There are a lot of showcase moments on this project but his reinvention of Kenny G's "Songbird" is a standout. He has done with this one what fellow rocker Russ Kunkel did with Bill Withers' "Lovely Day" - taken the basic framework of the song and turned it into something entirely different and totally his own that adds a new twist to the song that is infinitely superior to the original. More foreground than background, compelling instead of merely pleasant, with some scary fast guitar runs sneaking in under this arrangement's chilled out groove. .
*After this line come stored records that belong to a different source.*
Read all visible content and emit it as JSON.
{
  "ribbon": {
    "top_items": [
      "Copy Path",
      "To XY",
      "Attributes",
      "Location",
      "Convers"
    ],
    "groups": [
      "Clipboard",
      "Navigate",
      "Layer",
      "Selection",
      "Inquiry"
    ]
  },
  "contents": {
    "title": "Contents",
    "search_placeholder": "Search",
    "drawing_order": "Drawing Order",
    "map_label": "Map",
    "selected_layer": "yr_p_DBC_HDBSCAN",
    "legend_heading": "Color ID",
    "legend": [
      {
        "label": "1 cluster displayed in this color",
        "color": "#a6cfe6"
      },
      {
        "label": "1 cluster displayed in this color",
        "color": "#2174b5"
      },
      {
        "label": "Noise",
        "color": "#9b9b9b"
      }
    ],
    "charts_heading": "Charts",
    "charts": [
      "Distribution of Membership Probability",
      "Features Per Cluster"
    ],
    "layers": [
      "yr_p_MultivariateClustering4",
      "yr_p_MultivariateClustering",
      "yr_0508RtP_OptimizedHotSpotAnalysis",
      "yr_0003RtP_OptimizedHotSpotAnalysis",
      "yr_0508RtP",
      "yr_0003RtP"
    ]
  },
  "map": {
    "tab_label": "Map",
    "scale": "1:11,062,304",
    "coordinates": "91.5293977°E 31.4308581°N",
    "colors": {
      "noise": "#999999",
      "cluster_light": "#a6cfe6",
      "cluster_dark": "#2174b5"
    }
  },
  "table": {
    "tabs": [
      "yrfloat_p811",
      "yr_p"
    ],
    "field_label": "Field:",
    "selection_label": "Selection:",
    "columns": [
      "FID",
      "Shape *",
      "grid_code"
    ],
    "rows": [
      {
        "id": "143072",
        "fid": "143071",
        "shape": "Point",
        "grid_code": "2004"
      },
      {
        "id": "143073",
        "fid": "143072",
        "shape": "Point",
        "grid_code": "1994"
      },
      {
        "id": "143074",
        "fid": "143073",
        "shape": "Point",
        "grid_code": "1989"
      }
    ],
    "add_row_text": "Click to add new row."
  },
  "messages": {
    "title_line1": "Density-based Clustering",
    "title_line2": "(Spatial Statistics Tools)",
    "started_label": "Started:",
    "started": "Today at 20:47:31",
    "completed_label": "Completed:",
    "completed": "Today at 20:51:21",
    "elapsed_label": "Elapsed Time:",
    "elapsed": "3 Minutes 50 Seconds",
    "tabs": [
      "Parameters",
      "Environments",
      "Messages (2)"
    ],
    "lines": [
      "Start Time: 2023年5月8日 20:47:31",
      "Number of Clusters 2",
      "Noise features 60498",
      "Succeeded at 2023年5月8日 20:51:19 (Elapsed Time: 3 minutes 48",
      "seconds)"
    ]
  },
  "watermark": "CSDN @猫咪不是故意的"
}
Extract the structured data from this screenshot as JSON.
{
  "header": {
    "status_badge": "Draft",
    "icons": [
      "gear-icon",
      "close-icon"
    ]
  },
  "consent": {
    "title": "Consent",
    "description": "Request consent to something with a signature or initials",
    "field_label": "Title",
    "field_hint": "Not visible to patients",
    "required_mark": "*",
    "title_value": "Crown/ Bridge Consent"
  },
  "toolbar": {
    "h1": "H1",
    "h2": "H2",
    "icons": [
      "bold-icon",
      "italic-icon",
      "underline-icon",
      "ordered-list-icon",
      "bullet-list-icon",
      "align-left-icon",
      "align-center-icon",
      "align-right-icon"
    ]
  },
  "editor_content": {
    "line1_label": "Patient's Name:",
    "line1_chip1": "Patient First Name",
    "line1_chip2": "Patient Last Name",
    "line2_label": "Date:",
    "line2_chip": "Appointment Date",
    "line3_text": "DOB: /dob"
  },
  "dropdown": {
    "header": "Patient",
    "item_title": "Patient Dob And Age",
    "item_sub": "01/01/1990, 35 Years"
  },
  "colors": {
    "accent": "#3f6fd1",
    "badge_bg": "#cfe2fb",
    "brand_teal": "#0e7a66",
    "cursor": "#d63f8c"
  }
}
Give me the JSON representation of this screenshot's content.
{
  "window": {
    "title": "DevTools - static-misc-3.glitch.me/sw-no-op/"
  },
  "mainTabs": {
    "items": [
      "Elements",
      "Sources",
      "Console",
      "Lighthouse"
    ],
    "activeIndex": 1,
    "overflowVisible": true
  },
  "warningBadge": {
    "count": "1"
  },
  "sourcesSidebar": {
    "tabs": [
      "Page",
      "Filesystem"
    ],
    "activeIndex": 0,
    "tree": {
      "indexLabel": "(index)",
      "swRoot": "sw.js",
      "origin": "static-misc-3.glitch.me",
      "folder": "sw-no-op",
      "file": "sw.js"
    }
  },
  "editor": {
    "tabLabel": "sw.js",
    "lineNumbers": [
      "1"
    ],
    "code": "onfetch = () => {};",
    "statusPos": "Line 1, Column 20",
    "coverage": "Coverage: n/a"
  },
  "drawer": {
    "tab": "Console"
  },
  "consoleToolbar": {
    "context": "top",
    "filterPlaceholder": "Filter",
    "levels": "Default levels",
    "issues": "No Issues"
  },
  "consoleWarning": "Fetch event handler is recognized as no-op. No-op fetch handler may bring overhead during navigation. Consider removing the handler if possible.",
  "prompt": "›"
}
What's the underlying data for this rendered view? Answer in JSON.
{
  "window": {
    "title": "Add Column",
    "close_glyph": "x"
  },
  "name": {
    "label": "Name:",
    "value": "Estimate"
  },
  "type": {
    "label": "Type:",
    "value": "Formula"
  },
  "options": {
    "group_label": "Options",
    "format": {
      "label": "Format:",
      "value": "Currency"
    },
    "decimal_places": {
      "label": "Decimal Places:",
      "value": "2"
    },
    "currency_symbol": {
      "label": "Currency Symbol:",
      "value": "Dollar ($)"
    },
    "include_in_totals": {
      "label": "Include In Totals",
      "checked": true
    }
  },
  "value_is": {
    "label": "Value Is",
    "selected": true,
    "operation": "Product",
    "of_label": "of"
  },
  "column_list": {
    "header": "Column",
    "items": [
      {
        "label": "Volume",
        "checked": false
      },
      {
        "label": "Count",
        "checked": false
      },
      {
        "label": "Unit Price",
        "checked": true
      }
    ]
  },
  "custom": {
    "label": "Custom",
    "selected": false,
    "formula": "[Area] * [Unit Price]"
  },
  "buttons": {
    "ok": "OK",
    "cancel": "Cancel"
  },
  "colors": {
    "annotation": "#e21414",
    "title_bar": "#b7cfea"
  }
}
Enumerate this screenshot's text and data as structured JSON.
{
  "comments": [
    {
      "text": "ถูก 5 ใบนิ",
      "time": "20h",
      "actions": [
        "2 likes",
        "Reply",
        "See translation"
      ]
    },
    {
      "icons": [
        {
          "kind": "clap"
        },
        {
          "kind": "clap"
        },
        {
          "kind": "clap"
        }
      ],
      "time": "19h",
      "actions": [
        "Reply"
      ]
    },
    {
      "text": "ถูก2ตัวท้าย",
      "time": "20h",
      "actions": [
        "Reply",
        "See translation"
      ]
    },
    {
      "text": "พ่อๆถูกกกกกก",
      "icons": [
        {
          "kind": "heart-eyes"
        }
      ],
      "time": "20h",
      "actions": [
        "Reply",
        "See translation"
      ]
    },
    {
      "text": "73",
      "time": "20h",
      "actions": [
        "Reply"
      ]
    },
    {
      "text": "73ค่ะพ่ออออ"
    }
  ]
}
I wish I had a chance to interview him or see a press release before writing this because he has come to a really special place with Follow The Sun. Like most artists over the last few years he has been through another chapter of the record company shuffle, moving from the defunct Narada label to Shanachie. Maybe he saw the radio format shifting toward A/C vocals and felt that he might as well give his fans something they could hold onto and if a radio hit came about that would just be icing on the cake. Whatever the reason, he and long time collabarator Ozzie Ahlers have expanded on the themes that showed up on Shadow and Light and Midnight Noon and pretty much created a genre unto itself with this one. It's not fusion, it's not jam band, it's not smooth jazz. I'd call it Adult Alternative instrumental and shout out that we need a lot more of it because there is a huge segment of the audience that grew up with rock and still considers that their home turf. Over 15 years ago his debut, Acoustic Highway, took off largely due to word of mouth buzz and launched a high profile career that led to Grammy nominations for similarly themed follow-up. Follow The Sun brings a similar vibe to a different era - but an era when we are going back to that same kind of buzz when it comes to finding music. The market is glutted right now and it's hard to dig in and find the standouts, but all this one needs is a few nudges into the light of day and it be on it's way into the hands of a lot of people, hopefully launching a trend toward more adult rock instrumental albums. There is a big audience out there looking for fresh new music that goes beyond the boundaries of smooth and that's what this one is all about!